Physicists and cosmologists both have come to seriously entertain notions that our universe may in fact be part of a multiverse, and the implication is that our universe may be but a small part. 

 When it comes to our universe, human beings were a little late to the party. Carl Sagan compressed the entire history of our universe, from the Big Bang New Years Day until New Years Eve now, into a single calendar year. Our recorded history, he tells us, would comprise only the final seconds in the very last minute of December 31st.
 
In our present universe, according to current estimates, dark energy makes up 72% of the universe, dark matter makes up 23% and our familiar matter a mere 4.6%. We are, then, a small, late part of our universe, which may itself be a small part of a vast multiverse. 
 
Our senses each pick up a certain type and range of signal from the roughly four percent of the objective universe to which the body belongs. Our senses then influence one another, as in how the sense of smell effects the sense of taste. Our sense signals are then translated into a species-specific symbolic perception. This perception is in turn influenced or sabotaged by a coupling of present conceptions and memory.
 
Our memories of these perceptions are influenced by other past perceptions and are further contaminated by our present state of mind.
 
So no, I won’t “just have faith.” I will examine, I will question, I will uproot what my culture holds sacred and examine and challenge my own fundamental axioms as well. 
 
No one can trust their perceptions.

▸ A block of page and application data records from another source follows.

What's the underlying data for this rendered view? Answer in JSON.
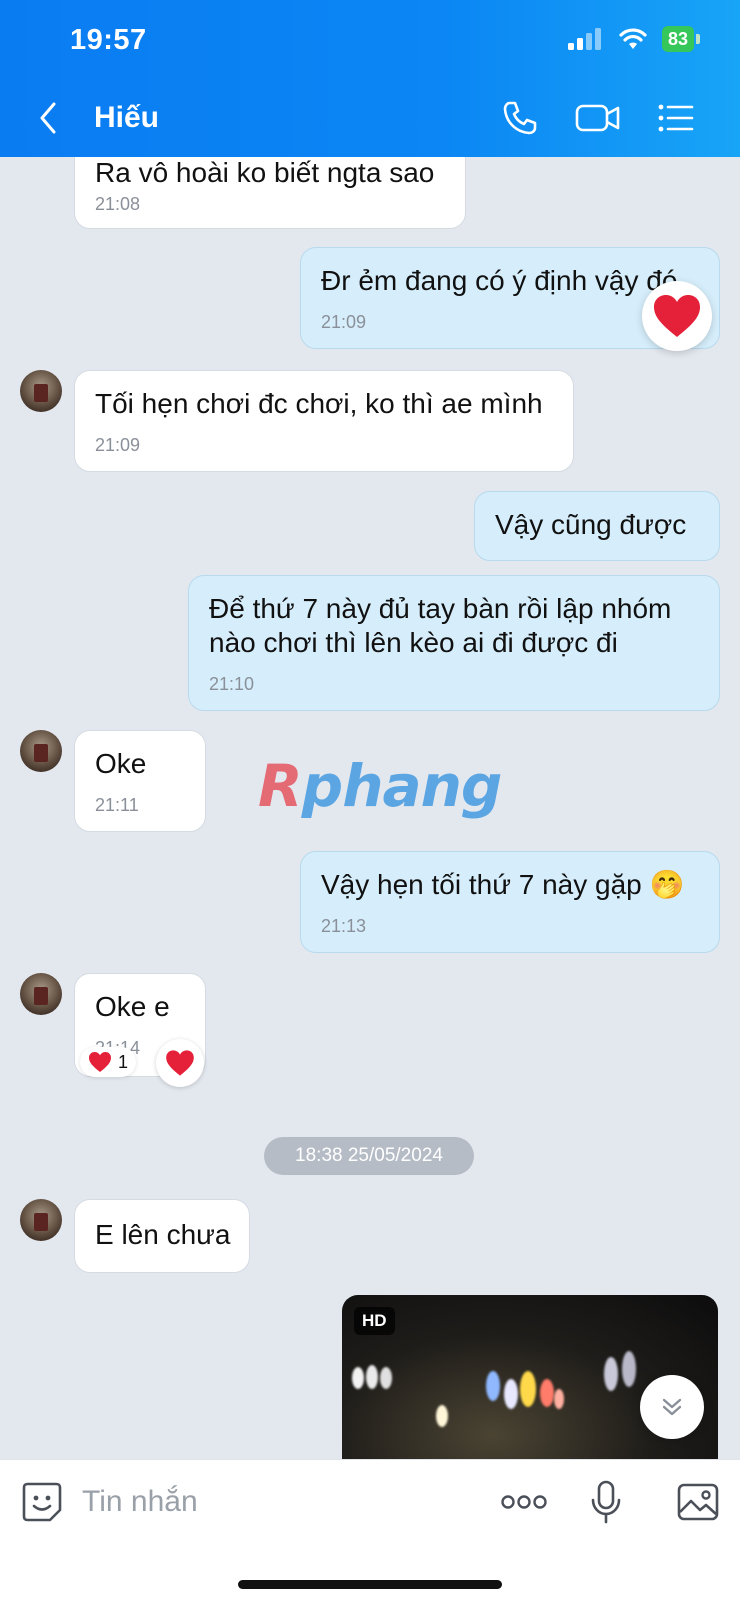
{
  "status_bar": {
    "time": "19:57",
    "battery": "83"
  },
  "header": {
    "title": "Hiếu"
  },
  "messages": {
    "m1": {
      "text": "Ra vô hoài ko biết ngta sao",
      "time": "21:08"
    },
    "m2": {
      "text": "Đr ẻm đang có ý định vậy đó",
      "time": "21:09"
    },
    "m3": {
      "text": "Tối hẹn chơi đc chơi, ko thì ae mình",
      "time": "21:09"
    },
    "m4": {
      "text": "Vậy cũng được"
    },
    "m5": {
      "line1": "Để thứ 7 này đủ tay bàn rồi lập nhóm",
      "line2": "nào chơi thì lên kèo ai đi được đi",
      "time": "21:10"
    },
    "m6": {
      "text": "Oke",
      "time": "21:11"
    },
    "m7": {
      "text": "Vậy hẹn tối thứ 7 này gặp 🤭",
      "time": "21:13"
    },
    "m8": {
      "text": "Oke e",
      "time": "21:14",
      "reaction_count": "1"
    },
    "m9": {
      "text": "E lên chưa"
    }
  },
  "date_separator": "18:38 25/05/2024",
  "media": {
    "badge": "HD"
  },
  "watermark": {
    "first": "R",
    "rest": "phang"
  },
  "input": {
    "placeholder": "Tin nhắn"
  },
  "colors": {
    "header": "#0a7cf2",
    "outgoing_bubble": "#d6eefb",
    "incoming_bubble": "#ffffff",
    "background": "#e3e8ef",
    "heart": "#e5213a"
  },
  "icons": [
    "back-arrow-icon",
    "phone-icon",
    "video-call-icon",
    "list-menu-icon",
    "heart-icon",
    "chevron-double-down-icon",
    "sticker-face-icon",
    "more-dots-icon",
    "microphone-icon",
    "image-icon"
  ]
}
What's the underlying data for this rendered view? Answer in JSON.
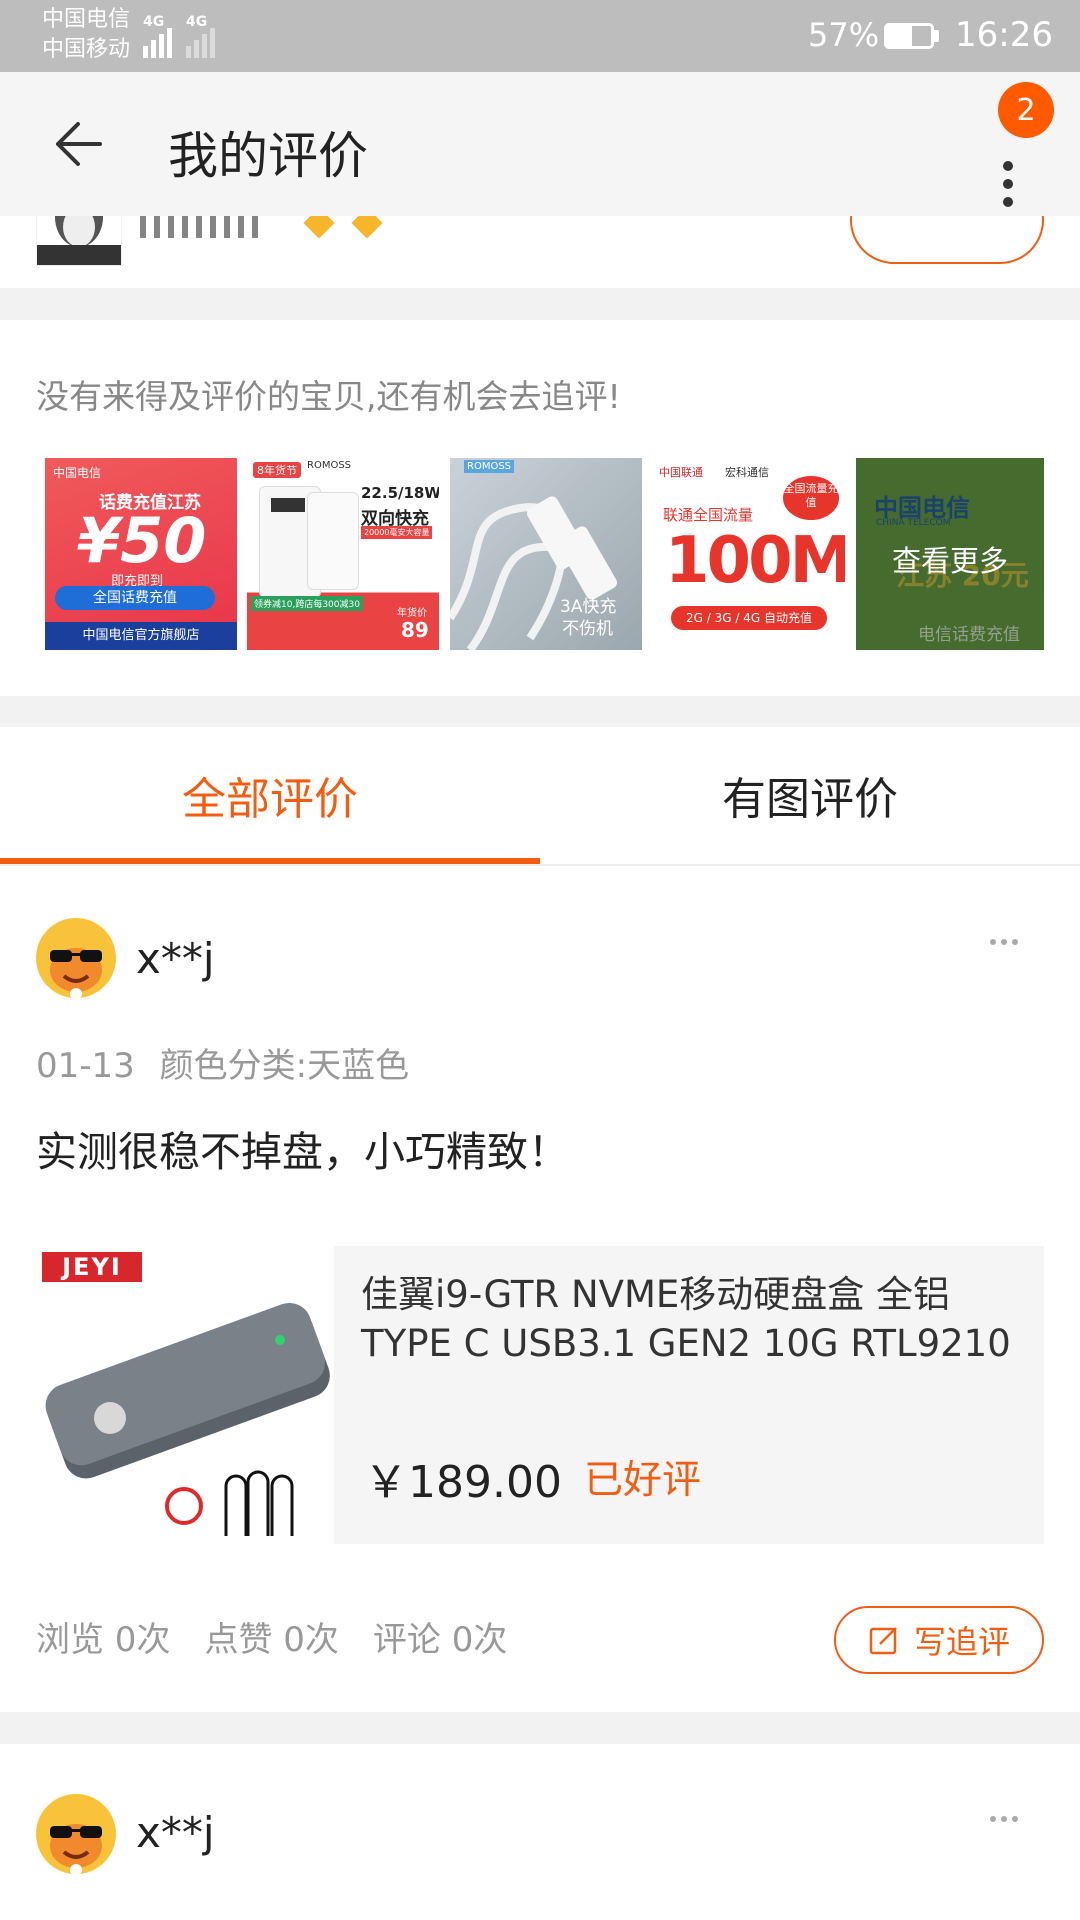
{
  "status_bar": {
    "carrier_1": "中国电信",
    "carrier_2": "中国移动",
    "network_1": "4G",
    "network_2": "4G",
    "battery": "57%",
    "battery_level": 0.57,
    "time": "16:26"
  },
  "header": {
    "title": "我的评价",
    "badge_count": "2"
  },
  "followup_section": {
    "prompt": "没有来得及评价的宝贝,还有机会去追评!",
    "view_more": "查看更多",
    "thumbnails": [
      {
        "lines": [
          "中国电信",
          "话费充值江苏",
          "¥50",
          "即充即到",
          "全国话费充值",
          "中国电信官方旗舰店"
        ]
      },
      {
        "lines": [
          "ROMOSS",
          "8年货节",
          "22.5/18W",
          "双向快充",
          "20000毫安大容量",
          "领券减10,跨店每300减30",
          "年货价",
          "89"
        ]
      },
      {
        "lines": [
          "ROMOSS",
          "3A快充",
          "不伤机"
        ]
      },
      {
        "lines": [
          "中国联通",
          "宏科通信",
          "全国流量充值",
          "联通全国流量",
          "100M",
          "2G / 3G / 4G 自动充值"
        ]
      },
      {
        "lines": [
          "中国电信",
          "CHINA TELECOM",
          "江苏 20元",
          "电信话费充值"
        ]
      }
    ]
  },
  "tabs": [
    {
      "label": "全部评价",
      "active": true
    },
    {
      "label": "有图评价",
      "active": false
    }
  ],
  "reviews": [
    {
      "user": "x**j",
      "date": "01-13",
      "sku": "颜色分类:天蓝色",
      "text": "实测很稳不掉盘，小巧精致！",
      "product": {
        "brand": "JEYI",
        "name_line1": "佳翼i9-GTR NVME移动硬盘盒 全铝",
        "name_line2": "TYPE C USB3.1 GEN2 10G RTL9210",
        "price": "￥189.00",
        "status": "已好评"
      },
      "stats": [
        "浏览 0次",
        "点赞 0次",
        "评论 0次"
      ],
      "followup_label": "写追评"
    },
    {
      "user": "x**j"
    }
  ],
  "colors": {
    "accent": "#f25d12",
    "status_bar": "#bdbdbd",
    "header": "#f5f5f5",
    "background": "#f2f2f2"
  },
  "icons": [
    "back-arrow-icon",
    "more-vertical-icon",
    "more-horizontal-icon",
    "edit-icon",
    "signal-icon",
    "battery-icon"
  ]
}
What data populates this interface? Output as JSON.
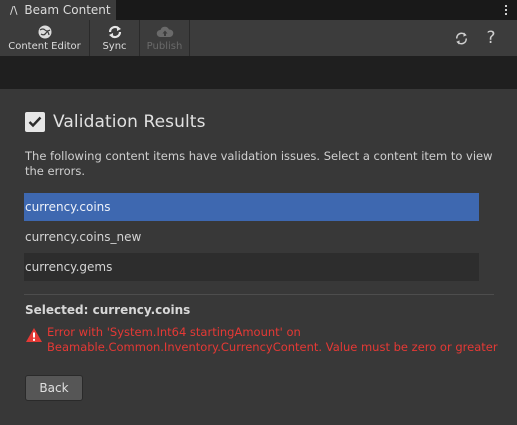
{
  "window": {
    "tab_title": "Beam Content",
    "tab_icon": "beamable-logo-icon"
  },
  "toolbar": {
    "buttons": [
      {
        "label": "Content Editor",
        "icon": "globe-icon",
        "enabled": true
      },
      {
        "label": "Sync",
        "icon": "sync-icon",
        "enabled": true
      },
      {
        "label": "Publish",
        "icon": "cloud-upload-icon",
        "enabled": false
      }
    ],
    "right_icons": [
      "refresh-icon",
      "help-icon"
    ],
    "help_glyph": "?"
  },
  "validation": {
    "checked": true,
    "title": "Validation Results",
    "description": "The following content items have validation issues. Select a content item to view the errors.",
    "items": [
      {
        "label": "currency.coins",
        "selected": true
      },
      {
        "label": "currency.coins_new",
        "selected": false
      },
      {
        "label": "currency.gems",
        "selected": false
      }
    ],
    "selected_label": "Selected: currency.coins",
    "error_text": "Error with 'System.Int64 startingAmount' on Beamable.Common.Inventory.CurrencyContent. Value must be zero or greater",
    "error_color": "#e53935",
    "selection_color": "#3e68b0"
  },
  "actions": {
    "back_label": "Back"
  }
}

No one can trust their memory. 
 
Experiments suggest that we cannot even trust the timing of our decision-making, nor that our conscious thinking and emotional evaluation processes gave birth to it.
 
We try to overcome obstacles that keep us from directly contacting reality, that keep us from directly contacting ourselves. A meat-machine tries to pierce through the thick veil to achieve greater understanding of the universe at large through use of strategy, methodology, and the creation and use of technology.
 
He first sees if others have found some of the answers he seeks. If so, that will save him time and will no doubt inspire further questions to be explored. If they have not found the answers, they will provide inspiration for his own ideas.
 
The idea may not be born rational, but that is the quality of the hypothesis that results. He then experiments to falsify or verify. He leaves the fate of his ideas in the hands of the experiment’s ultimate feedback. Going on to revise ideas if found wrong, or test further to ensure we’re as right as it at first seems. 
 
That’s the only hope we have of taking so much as a glimpse beyond the thick cocoon of maya standing between self and reality, self and self.